* [Work task]: Pull out every line below that contains the word "type".

Supplied material section start

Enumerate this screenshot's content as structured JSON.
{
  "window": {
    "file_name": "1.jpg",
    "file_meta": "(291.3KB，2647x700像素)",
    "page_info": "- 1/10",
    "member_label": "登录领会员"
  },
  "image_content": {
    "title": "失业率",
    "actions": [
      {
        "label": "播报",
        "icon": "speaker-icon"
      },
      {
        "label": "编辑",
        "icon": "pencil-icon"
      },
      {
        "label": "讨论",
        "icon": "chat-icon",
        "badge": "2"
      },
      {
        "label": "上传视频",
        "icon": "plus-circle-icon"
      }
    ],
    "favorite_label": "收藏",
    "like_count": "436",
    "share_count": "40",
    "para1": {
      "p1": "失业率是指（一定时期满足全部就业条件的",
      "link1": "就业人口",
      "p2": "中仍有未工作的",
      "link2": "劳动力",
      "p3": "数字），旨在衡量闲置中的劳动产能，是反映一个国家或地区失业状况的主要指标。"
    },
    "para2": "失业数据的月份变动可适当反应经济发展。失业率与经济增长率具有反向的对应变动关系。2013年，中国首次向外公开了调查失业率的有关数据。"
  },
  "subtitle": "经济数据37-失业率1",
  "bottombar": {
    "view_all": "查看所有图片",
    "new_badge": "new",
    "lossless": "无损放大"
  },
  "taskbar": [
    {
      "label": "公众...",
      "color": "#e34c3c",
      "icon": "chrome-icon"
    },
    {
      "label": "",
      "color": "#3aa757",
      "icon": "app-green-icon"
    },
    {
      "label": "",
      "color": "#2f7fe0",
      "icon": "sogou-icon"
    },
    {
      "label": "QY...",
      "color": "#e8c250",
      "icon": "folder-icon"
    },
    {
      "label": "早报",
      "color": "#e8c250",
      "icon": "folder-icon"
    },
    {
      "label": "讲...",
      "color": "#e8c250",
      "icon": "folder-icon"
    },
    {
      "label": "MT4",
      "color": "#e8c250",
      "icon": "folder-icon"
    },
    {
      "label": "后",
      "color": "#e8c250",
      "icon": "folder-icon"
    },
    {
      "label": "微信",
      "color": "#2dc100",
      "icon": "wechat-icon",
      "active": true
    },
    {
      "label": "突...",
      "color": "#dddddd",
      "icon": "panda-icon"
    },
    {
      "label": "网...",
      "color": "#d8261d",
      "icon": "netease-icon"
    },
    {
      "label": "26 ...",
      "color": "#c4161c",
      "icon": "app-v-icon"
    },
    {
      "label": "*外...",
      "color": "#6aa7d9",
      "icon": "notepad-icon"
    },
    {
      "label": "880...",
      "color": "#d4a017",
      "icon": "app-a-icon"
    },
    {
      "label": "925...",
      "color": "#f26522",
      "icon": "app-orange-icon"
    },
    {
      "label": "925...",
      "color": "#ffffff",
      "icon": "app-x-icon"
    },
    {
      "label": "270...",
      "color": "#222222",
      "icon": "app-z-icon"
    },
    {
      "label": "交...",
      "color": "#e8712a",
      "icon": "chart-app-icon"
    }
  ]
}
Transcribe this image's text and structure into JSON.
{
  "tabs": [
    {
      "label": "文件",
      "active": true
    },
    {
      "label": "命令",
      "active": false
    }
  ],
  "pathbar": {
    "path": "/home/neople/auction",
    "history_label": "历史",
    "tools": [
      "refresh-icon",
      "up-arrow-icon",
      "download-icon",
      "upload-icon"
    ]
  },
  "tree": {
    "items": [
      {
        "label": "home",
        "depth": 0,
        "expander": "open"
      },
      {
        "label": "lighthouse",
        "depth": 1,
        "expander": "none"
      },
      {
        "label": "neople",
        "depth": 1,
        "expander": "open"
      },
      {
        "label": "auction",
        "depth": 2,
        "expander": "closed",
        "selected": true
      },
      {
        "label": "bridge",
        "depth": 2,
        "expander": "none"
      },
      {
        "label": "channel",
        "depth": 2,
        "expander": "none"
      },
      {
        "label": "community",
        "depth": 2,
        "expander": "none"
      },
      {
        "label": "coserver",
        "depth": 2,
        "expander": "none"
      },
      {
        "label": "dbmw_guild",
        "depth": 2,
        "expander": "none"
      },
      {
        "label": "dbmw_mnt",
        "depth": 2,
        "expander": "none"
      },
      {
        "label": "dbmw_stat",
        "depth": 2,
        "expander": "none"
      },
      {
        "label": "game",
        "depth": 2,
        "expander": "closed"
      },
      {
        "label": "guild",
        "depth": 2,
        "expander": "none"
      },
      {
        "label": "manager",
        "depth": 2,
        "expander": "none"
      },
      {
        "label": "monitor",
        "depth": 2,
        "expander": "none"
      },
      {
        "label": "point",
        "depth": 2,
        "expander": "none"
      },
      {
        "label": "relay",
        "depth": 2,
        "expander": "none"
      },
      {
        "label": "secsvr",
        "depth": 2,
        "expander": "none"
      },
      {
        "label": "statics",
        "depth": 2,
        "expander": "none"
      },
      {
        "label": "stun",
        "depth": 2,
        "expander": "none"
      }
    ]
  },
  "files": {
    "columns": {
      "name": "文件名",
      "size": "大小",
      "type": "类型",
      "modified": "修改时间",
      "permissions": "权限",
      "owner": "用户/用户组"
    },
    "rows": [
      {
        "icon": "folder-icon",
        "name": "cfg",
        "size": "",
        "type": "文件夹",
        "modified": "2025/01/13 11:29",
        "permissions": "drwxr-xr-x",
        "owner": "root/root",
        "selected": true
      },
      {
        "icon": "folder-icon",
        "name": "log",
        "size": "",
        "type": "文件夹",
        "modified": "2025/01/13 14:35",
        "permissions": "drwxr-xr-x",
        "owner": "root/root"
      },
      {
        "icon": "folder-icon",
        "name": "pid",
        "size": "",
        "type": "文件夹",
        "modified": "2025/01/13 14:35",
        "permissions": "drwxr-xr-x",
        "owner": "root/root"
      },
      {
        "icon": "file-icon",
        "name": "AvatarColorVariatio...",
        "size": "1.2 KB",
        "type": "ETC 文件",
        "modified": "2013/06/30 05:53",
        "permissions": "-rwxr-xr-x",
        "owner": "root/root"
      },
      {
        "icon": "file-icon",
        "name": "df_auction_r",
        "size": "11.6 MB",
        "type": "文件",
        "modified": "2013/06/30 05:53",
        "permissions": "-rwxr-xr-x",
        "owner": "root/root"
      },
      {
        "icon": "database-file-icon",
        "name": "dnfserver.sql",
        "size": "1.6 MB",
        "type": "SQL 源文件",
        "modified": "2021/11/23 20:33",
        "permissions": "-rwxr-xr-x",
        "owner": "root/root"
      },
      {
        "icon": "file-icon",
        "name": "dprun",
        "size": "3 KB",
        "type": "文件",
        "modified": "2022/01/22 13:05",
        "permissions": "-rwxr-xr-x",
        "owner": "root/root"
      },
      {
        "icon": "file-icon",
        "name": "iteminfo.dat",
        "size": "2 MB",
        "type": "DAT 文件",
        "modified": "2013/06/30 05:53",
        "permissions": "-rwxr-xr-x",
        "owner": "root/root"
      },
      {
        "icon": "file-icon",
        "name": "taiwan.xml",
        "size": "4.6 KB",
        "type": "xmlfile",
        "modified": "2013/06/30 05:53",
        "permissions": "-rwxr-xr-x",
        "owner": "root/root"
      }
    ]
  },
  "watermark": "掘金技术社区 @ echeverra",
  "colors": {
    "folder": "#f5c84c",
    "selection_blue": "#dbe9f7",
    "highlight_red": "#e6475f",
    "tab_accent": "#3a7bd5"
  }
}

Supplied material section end

* [Task response]:
      "type": "类型",
        "type": "文件夹",
        "type": "文件夹",
        "type": "文件夹",
        "type": "ETC 文件",
        "type": "文件",
        "type": "SQL 源文件",
        "type": "文件",
        "type": "DAT 文件",
        "type": "xmlfile",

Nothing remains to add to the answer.